I'm careful enough about being in error that I constantly look for signs that I am more right and the Bushists are more wrong. Probably this is not common behavior -- most people just think they are right. They should do it my way.
Erich von Daniken is known for books 'showing' that ancient structures such as the pyramids required help from otherworlders. The arguments are logical and proceed from the false assumption that ancient people were stupid. Something like that premise corrupts even 'official' science.
Specifically, the assumption is that scientists of past eras were stupid enough to believe in things like epicycles, vitalism, etc., but scientists of this era are straight-'thinking' and finally have it right.
However, two examples:
* The usual derivations of special relativity make an arbitrary assumption that leads to the Twin Paradox. I verified for myself, a few years ago, that changing that assumption yields a special relativity without any Twin Paradox. Experimentation is required to know which sr, if either, is correct. Experiments have been run, of course, but not all think those experiments were done correctly; I have no opinion on that matter.

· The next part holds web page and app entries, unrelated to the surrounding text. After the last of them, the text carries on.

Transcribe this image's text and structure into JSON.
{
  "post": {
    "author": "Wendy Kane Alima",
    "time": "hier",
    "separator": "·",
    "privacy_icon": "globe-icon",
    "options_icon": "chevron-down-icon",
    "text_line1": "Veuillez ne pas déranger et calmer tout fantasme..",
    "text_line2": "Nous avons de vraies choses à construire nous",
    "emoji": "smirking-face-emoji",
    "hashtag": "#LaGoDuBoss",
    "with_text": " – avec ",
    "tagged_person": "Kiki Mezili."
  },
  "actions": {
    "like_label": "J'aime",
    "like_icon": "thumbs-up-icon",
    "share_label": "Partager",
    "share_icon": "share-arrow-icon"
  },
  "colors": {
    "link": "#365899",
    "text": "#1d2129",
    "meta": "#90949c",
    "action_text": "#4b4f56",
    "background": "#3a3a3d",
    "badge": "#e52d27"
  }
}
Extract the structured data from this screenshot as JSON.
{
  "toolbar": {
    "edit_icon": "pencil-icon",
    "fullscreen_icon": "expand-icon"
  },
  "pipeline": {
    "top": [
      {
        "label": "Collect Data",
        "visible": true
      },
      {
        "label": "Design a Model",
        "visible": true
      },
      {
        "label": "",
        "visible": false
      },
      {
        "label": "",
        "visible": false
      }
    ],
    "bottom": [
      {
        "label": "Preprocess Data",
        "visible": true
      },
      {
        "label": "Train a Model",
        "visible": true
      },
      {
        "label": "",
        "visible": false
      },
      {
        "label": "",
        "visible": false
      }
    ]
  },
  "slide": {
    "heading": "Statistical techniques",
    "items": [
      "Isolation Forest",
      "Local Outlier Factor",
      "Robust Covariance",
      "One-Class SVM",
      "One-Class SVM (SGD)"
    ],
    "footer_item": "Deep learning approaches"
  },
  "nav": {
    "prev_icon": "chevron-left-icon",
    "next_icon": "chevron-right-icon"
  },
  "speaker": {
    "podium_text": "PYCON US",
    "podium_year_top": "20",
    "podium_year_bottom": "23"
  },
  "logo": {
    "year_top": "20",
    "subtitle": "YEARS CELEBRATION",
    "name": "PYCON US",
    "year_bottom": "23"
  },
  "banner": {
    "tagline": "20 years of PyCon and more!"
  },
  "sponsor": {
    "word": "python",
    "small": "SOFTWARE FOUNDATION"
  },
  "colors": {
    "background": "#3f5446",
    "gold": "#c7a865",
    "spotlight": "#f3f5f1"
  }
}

* Bell's 'theorem' is wrong. In John Bell's well known 'popular' paper about his 'theorem', Bertlmann's socks and the nature of reality, he explains his reasoning (for quantum mechanics) by analogy to a problem in statistics of heart attacks. However, in the heart attacks case his reasoning is wrong in an intuitive way. I found this a few years ago, and it shows that Bell wasn't thinking straight. In my experience, pointing this out to a prominent Bell's 'theorem' believer, I get back 'Okay, yes, Bell was wrong about that, but his "theorem" is right.'
In fact the main error in Bell's reasoning was found in the 1980s by the late physicist E. T. Jaynes. In the last several years other physicists have devised classical models of EPR experiments. EPR experiments are supposed to demonstrate certain difficult to comprehend 'facts' about quantum mechanics, but the connection between the experiments and those 'facts' is Bell's 'theorem'. But Bell's 'theorem' is wrong.
What wrongly believed 'facts' am I talking about? It is believed widely that quantum mechanics requires 'instantaneous' action at a distance, or 'non-locality'; this 'fact' is founded on Bell's incorrect 'theorem'. It is believed widely that there can be no reduction of quantum mechanics to a deterministic theory; this 'fact' is founded on Bell's incorrect 'theorem'.
The field of quantum cryptography is popular and well funded these days, and is supposed to give absolutely unbreakable ciphers; the absolute unbreakability of those ciphers, however, is founded on the assumption that there is no deterministic theory underlying quantum mechanics; and that assumption depends on Bell's 'theorem'. (The theory of quantum computing may also be affected; I don't remember well enough what that relationship would be.)
Scientists suffer from prejudices today similar to those of earlier times. Indeed, most likely the paper publishing culture of today makes it harder to overcome these prejudices than it was a hundred or more years ago.
Okay, what city goes next? How many cities do we have to lose before one realizes that more destroyed cities is what our broken form of 'democracy' will give us?
That we still tolerate George W. Bush after all this shows that we are not capable of ruling ourselves in this way: bathed in ignorance.
Do you know why Michael Brown is not being fired? Because he makes Bush feel important. That's what Paul O'Neill didn't do. He actually said things implying that Bush was not Jesus Christ II.
If the Republicans will not impeach Bush, demand the Republicans step down. If it's powerful enough a demand, they'll impeach Bush. That's what you've got to realize. If we demand Bush's resignation, we might get Michael Brown fired. If we demand Bush be impeached, we might get his resignation (it worked with Nixon). If we demand Congress be dissolved, we might get Bush's impeachment. These are facts the Democrats have forgotten -- indeed, they ask for less than they actually want.
And look where it has gotten us. A part of downtown Manhattan, destroyed. Almost the entire city of New Orleans, destroyed. We hadn't had a major city destroyed in this country since 1906 -- we forgot what it was like. It would have been better had we not forgotten. What city goes next?
No, I don't know what we do after that. So what? It's like marriage: you don't know what comes next, and if you do know you are wrong. You do it anyway. That's how this nation was founded, goddammit.